[[ DATA EXTRACT, beginning ]]

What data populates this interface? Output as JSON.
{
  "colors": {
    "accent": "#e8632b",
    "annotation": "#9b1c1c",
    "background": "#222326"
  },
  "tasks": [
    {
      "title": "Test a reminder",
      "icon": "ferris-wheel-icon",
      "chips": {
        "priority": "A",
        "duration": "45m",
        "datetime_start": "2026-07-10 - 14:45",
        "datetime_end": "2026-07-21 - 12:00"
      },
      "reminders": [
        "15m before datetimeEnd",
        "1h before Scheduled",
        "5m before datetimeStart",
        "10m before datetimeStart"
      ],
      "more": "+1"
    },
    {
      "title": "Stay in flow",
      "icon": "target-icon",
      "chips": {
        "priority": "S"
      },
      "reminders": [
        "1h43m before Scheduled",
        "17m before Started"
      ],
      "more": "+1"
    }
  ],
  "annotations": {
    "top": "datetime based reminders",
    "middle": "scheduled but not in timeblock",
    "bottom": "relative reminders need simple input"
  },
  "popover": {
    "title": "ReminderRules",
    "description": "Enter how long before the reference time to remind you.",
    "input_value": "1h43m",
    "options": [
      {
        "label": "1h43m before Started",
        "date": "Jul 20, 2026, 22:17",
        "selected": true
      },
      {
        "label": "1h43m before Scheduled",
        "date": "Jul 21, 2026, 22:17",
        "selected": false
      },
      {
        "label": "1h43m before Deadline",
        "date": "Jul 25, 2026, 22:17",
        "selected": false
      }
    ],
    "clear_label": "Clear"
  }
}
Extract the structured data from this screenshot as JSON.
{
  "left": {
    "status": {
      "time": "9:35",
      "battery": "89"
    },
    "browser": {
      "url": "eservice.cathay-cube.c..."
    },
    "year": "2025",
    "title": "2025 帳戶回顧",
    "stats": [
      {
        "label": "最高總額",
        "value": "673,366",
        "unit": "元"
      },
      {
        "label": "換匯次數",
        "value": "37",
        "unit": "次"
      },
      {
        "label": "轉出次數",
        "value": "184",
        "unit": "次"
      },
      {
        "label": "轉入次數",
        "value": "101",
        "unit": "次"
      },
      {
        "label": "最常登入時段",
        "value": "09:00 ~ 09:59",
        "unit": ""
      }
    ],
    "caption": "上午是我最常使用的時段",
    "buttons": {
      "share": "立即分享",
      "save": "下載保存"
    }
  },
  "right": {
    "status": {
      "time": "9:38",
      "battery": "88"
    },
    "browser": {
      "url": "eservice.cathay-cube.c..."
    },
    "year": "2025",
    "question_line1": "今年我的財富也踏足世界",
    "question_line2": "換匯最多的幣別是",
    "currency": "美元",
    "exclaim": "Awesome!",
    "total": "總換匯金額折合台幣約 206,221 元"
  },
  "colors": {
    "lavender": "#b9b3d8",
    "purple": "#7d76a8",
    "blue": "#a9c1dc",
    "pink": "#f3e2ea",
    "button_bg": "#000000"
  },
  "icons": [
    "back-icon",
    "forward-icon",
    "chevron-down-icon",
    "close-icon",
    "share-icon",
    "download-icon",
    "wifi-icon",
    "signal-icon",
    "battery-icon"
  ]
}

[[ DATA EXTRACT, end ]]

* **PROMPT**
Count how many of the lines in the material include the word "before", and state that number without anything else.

* **ANSWER SPACE**
10